He was among the many who were tried out to fill the vacant number four slot in the Indian limited overs line-up. However, the question that’s been crossing many minds is whether Shreyas Iyer, with his run of good scores at number 4, has settled the debate once and for all.
Has he done enough to make the number 4 slot his own or are the selectors still open to trialing more options in that position, going forward?
Apart from an occasional buzz around the third opener’s slot, there’s little room for debate when it comes to the Indian batting line-up in Tests.
Barring the number six slot, which could be open to a tussle between the explosive Hardik Pandya, redoubtable Ravindra Jadeja, and technically sound Hanuma Vihari, there’s simply no scope for competition for the other slots in our batting order in the longest form.
Specialist number four
However, it’s the lack of a specialist number four in limited overs cricket that had hurt India in crunch match situations. The heartbreaking semi-final loss to New Zealand in the 2019 World Cup is a case in point.
With the top three of Rohit Sharma, KL Rahul and skipper Virat Kohli sent packing for cheap, all hopes rested on numbers four and five to take India past the finish line.
However, Rishabh Pant, coming in at four, and Dinesh Karthik, playing as a specialist batsman at five, couldn’t put together a partnership to see India through.
As pundits weighed in on India’s loss, the discussion yet again veered to a specialist number four, or the lack of one, in the batting order. Many felt a more tried-and-tested option could have put the result beyond doubt for India.
Some wondered why the think-tank didn’t consider sending Dhoni at number 4, thereby giving him enough overs to repeat his 2011 heroics. A fresh debate was stoked on whether Shreyas Iyer wouldn’t have been a better pick than Karthik, as the squad already had two keepers in Dhoni and Pant.
Drawing a lesson, as it were, from our World Cup exit, the selectors brought Iyer back into the mix in the limited overs formats, giving him a longer run.
Good feast of things
Shreyas Iyer’s stop-start career since making his India debut in November 2017 hasn’t helped his bid to hold down the number 4 slot in limited overs cricket.
While he had been in and out of the side since getting his big break, the Mumbai batsman wasn’t considered for the World Cup squad as the selectors felt he wasn’t in good form going into the tournament.
However, Iyer, even by the tall standards of our selection committee, has made a good feast of things since his second coming in the Indian limited overs line-ups. Since the 2019 World Cup, Iyer has been constant at number 4 in eight ODI innings, aggregating 398 runs at an average of 56.85. His run comprised a century, his first in this format, as well as four fifties.
In 22 T20Is that he has featured in, so far, Iyer has scored 417 runs at an average of 50.99. His highest score in this format, a modest 62 by his standards, came against Bangladesh.
Speaking during a recent Instagram session with Delhi Capitals, the team he leads in the IPL, Iyer said he hoped there won’t be any more debates around the number four slot in limited overs cricket.
“There should be no more questions asked about India’s number four batting slot.
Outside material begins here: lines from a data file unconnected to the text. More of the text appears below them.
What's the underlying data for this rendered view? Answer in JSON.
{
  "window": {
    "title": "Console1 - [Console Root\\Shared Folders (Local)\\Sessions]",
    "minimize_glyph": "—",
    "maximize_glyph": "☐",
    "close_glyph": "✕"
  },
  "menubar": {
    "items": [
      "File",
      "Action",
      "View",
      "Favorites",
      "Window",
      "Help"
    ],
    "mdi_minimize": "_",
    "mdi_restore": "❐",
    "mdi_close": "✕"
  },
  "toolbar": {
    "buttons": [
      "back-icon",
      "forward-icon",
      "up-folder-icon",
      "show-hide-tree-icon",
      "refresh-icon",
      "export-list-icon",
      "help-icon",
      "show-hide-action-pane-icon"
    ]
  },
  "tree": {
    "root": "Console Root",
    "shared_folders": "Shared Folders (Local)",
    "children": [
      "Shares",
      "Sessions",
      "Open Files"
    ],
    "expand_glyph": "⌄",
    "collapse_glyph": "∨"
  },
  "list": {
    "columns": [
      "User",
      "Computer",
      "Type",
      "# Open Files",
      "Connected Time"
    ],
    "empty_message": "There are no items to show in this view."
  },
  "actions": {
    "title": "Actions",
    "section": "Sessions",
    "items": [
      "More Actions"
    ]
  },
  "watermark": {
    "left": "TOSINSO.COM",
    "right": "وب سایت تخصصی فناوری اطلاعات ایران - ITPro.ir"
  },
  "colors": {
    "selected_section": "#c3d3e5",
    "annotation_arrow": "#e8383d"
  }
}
If someone has played in that position for a year then (it’s safe to say)he has secured that spot. I feel good to have secured the number 4 position. One needs to be flexible and I feel I can bat at any position, depending on the (match) situation,”the former Mumbai captain said
While Iyer, for now, seems to have settled the debate around the number 4 slot in limited-overs cricket, who knows where a run of poor form will leave him? One hopes the think-tank is sold on Iyer’s talent and will persist with him.